Dataset rows for apps and sites
——

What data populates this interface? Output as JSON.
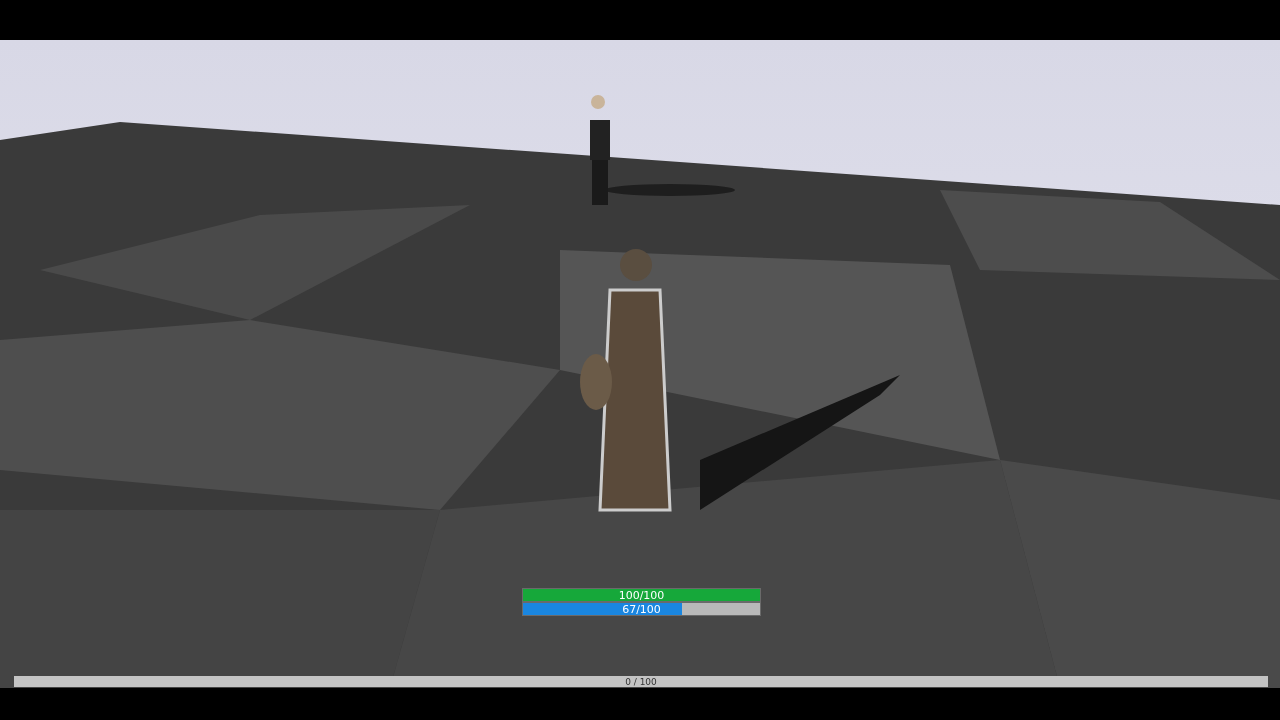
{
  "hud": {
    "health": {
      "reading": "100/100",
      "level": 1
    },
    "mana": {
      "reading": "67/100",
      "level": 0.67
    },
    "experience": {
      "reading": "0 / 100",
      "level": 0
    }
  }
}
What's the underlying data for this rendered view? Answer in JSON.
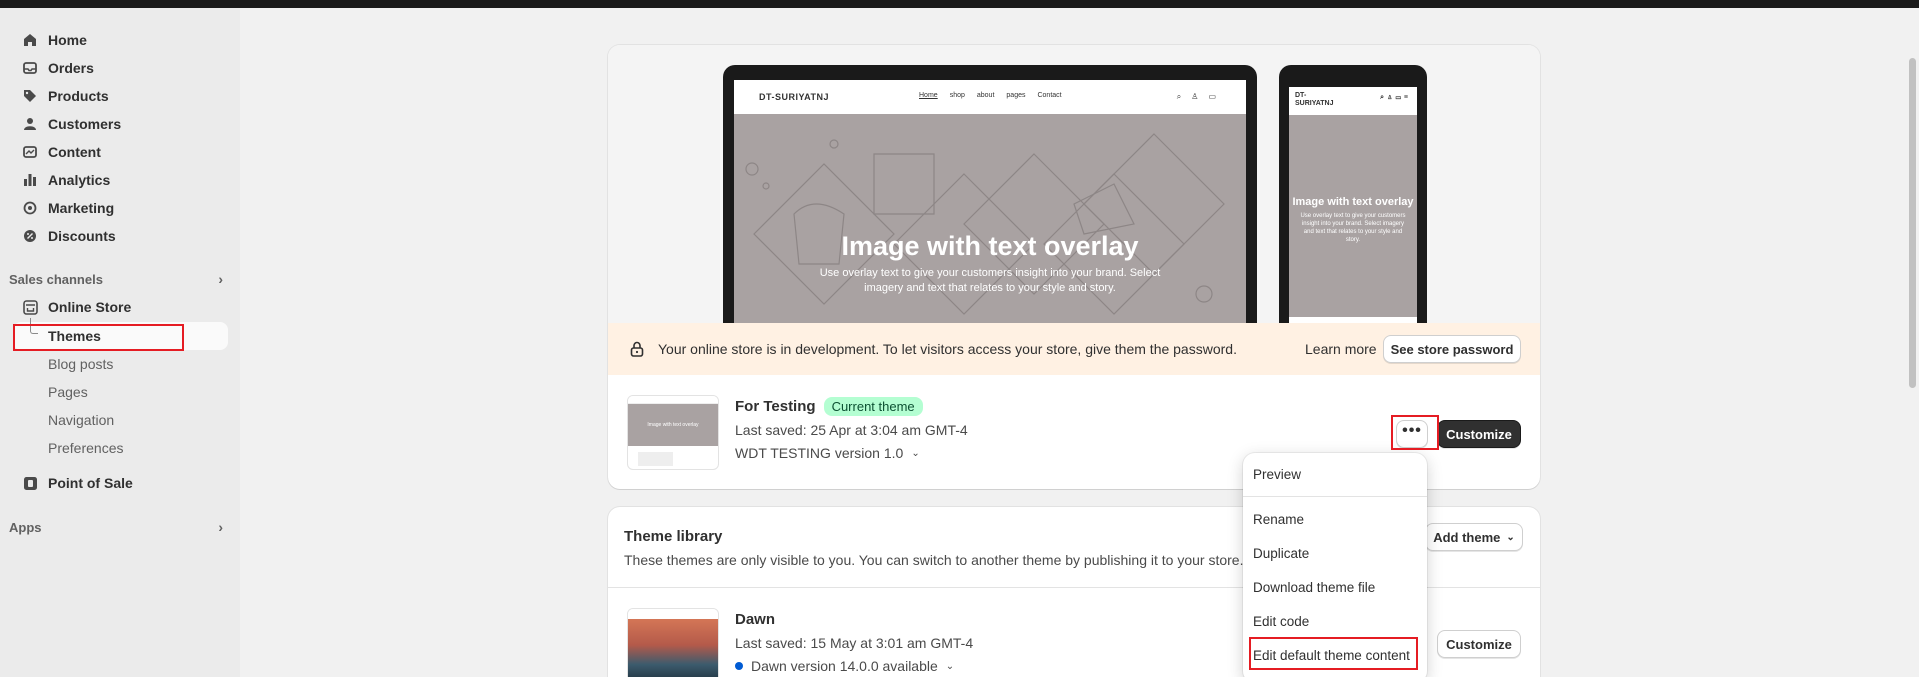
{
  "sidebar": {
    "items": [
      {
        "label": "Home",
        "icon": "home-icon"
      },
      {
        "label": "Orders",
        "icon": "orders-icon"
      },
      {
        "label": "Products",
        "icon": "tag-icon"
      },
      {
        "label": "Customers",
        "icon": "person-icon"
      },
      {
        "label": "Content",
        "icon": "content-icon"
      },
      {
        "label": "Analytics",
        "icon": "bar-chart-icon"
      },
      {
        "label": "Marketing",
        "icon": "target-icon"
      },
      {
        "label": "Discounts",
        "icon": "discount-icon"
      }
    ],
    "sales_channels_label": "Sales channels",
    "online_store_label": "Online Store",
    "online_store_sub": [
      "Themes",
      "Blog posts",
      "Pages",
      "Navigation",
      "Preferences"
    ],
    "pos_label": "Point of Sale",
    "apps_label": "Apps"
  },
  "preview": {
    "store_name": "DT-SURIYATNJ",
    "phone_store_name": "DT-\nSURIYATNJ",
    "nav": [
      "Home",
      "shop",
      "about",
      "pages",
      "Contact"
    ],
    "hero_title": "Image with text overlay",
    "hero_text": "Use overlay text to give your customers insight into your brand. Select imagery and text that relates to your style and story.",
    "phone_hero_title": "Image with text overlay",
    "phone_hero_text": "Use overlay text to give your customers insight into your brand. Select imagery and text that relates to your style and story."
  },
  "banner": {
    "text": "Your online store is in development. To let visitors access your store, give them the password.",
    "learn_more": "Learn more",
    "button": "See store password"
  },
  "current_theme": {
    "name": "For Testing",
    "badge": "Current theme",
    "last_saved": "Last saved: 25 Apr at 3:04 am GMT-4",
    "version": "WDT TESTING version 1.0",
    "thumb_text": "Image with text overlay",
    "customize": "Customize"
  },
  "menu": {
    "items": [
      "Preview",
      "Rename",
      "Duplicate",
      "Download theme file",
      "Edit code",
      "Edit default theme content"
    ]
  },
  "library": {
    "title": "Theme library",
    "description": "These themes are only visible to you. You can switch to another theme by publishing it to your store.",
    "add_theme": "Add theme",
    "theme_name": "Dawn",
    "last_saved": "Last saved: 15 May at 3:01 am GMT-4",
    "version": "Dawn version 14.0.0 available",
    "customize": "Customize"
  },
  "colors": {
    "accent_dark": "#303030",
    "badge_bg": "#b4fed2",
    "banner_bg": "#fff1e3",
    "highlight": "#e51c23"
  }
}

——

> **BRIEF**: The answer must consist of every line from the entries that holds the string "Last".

> **THE ANSWER**:
    "last_saved": "Last saved: 25 Apr at 3:04 am GMT-4",
    "last_saved": "Last saved: 15 May at 3:01 am GMT-4",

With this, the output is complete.